● Work to be completed
List, from the lines below, each one with "icon" in it.
----
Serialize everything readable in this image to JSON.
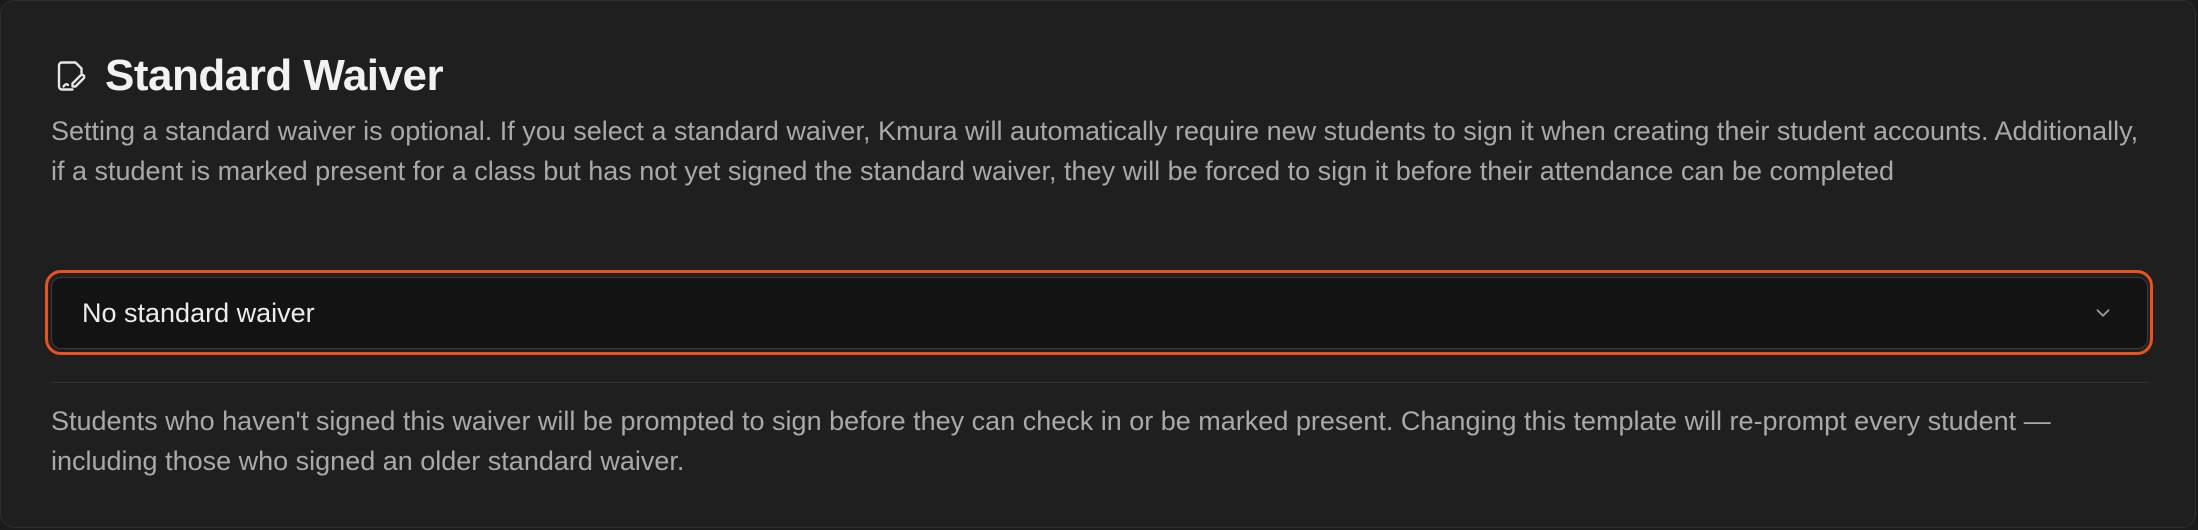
{
  "section": {
    "icon": "file-signature-icon",
    "title": "Standard Waiver",
    "description": "Setting a standard waiver is optional. If you select a standard waiver, Kmura will automatically require new students to sign it when creating their student accounts. Additionally, if a student is marked present for a class but has not yet signed the standard waiver, they will be forced to sign it before their attendance can be completed"
  },
  "waiver_select": {
    "selected_value": "No standard waiver",
    "icon": "chevron-down-icon",
    "focused": true,
    "focus_color": "#e8521f"
  },
  "helper_text": "Students who haven't signed this waiver will be prompted to sign before they can check in or be marked present. Changing this template will re-prompt every student — including those who signed an older standard waiver."
}
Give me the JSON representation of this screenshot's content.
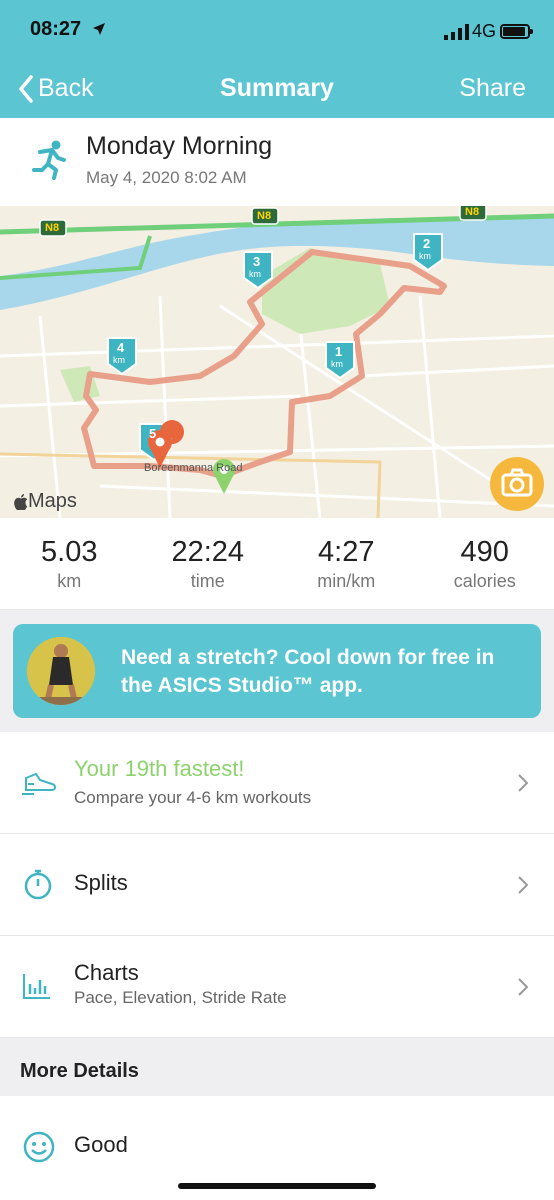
{
  "status_bar": {
    "time": "08:27",
    "network": "4G"
  },
  "nav": {
    "back_label": "Back",
    "title": "Summary",
    "share_label": "Share"
  },
  "workout": {
    "title": "Monday Morning",
    "date": "May 4, 2020 8:02 AM"
  },
  "map": {
    "road_labels": [
      "N8",
      "N8",
      "N8"
    ],
    "street_label": "Boreenmanna Road",
    "km_markers": [
      "1",
      "2",
      "3",
      "4",
      "5"
    ],
    "km_unit": "km",
    "attribution": "Maps"
  },
  "stats": [
    {
      "value": "5.03",
      "unit": "km"
    },
    {
      "value": "22:24",
      "unit": "time"
    },
    {
      "value": "4:27",
      "unit": "min/km"
    },
    {
      "value": "490",
      "unit": "calories"
    }
  ],
  "banner": {
    "text": "Need a stretch? Cool down for free in the ASICS Studio™ app."
  },
  "rows": [
    {
      "title": "Your 19th fastest!",
      "subtitle": "Compare your 4-6 km workouts",
      "icon": "shoe-icon"
    },
    {
      "title": "Splits",
      "subtitle": "",
      "icon": "stopwatch-icon"
    },
    {
      "title": "Charts",
      "subtitle": "Pace, Elevation, Stride Rate",
      "icon": "bar-chart-icon"
    }
  ],
  "section": {
    "title": "More Details"
  },
  "feeling": {
    "label": "Good",
    "icon": "smiley-icon"
  },
  "colors": {
    "accent": "#5bc5d1",
    "highlight": "#8cd36e",
    "route": "#e8a08a",
    "camera": "#f5b83c"
  }
}
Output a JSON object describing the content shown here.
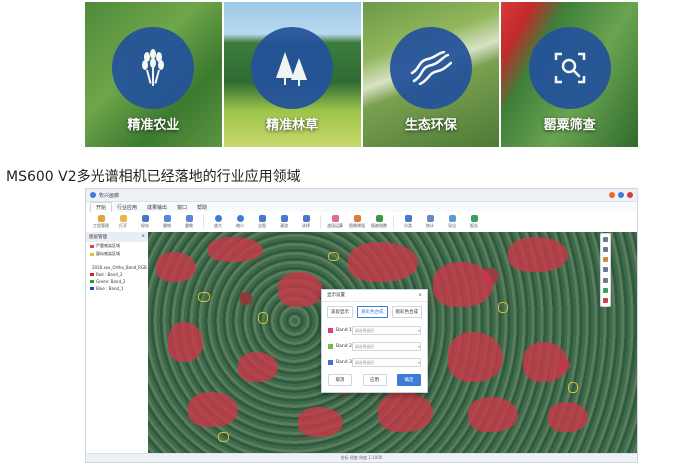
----
● Response to the exercise
    "icon": "file-signature-icon",
    "icon": "chevron-down-icon",
      "icon": "shoe-icon"
      "icon": "stopwatch-icon"
      "icon": "bar-chart-icon"
    "icon": "smiley-icon"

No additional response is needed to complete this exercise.